> _Work task_: Please write out every record below exactly as it stands.

(Data for the task)

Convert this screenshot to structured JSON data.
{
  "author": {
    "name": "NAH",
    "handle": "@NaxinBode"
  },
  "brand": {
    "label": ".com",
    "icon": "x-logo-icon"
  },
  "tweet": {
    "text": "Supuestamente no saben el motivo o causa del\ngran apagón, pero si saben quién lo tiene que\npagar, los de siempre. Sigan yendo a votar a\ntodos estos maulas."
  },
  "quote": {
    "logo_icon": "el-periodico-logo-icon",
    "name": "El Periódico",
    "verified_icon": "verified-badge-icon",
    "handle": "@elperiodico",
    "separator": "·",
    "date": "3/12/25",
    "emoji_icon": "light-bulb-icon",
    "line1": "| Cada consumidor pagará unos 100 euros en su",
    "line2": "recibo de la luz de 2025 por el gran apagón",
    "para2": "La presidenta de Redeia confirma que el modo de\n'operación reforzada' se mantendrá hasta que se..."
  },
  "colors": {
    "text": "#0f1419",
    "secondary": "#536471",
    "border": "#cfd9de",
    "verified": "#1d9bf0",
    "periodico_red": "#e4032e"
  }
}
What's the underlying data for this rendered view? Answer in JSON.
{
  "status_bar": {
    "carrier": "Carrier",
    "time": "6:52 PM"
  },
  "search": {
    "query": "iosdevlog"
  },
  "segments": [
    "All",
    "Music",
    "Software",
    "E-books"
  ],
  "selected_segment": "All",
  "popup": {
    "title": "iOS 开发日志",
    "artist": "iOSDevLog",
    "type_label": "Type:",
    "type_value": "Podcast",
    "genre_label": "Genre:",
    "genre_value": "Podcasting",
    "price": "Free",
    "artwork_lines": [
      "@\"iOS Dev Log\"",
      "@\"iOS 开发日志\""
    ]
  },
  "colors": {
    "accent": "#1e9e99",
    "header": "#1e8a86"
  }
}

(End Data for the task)

> _Response to this exercise_:
Convert this screenshot to structured JSON data.
{
  "author": {
    "name": "NAH",
    "handle": "@NaxinBode"
  },
  "brand": {
    "label": ".com",
    "icon": "x-logo-icon"
  },
  "tweet": {
    "text": "Supuestamente no saben el motivo o causa del\ngran apagón, pero si saben quién lo tiene que\npagar, los de siempre. Sigan yendo a votar a\ntodos estos maulas."
  },
  "quote": {
    "logo_icon": "el-periodico-logo-icon",
    "name": "El Periódico",
    "verified_icon": "verified-badge-icon",
    "handle": "@elperiodico",
    "separator": "·",
    "date": "3/12/25",
    "emoji_icon": "light-bulb-icon",
    "line1": "| Cada consumidor pagará unos 100 euros en su",
    "line2": "recibo de la luz de 2025 por el gran apagón",
    "para2": "La presidenta de Redeia confirma que el modo de\n'operación reforzada' se mantendrá hasta que se..."
  },
  "colors": {
    "text": "#0f1419",
    "secondary": "#536471",
    "border": "#cfd9de",
    "verified": "#1d9bf0",
    "periodico_red": "#e4032e"
  }
}
What's the underlying data for this rendered view? Answer in JSON.
{
  "status_bar": {
    "carrier": "Carrier",
    "time": "6:52 PM"
  },
  "search": {
    "query": "iosdevlog"
  },
  "segments": [
    "All",
    "Music",
    "Software",
    "E-books"
  ],
  "selected_segment": "All",
  "popup": {
    "title": "iOS 开发日志",
    "artist": "iOSDevLog",
    "type_label": "Type:",
    "type_value": "Podcast",
    "genre_label": "Genre:",
    "genre_value": "Podcasting",
    "price": "Free",
    "artwork_lines": [
      "@\"iOS Dev Log\"",
      "@\"iOS 开发日志\""
    ]
  },
  "colors": {
    "accent": "#1e9e99",
    "header": "#1e8a86"
  }
}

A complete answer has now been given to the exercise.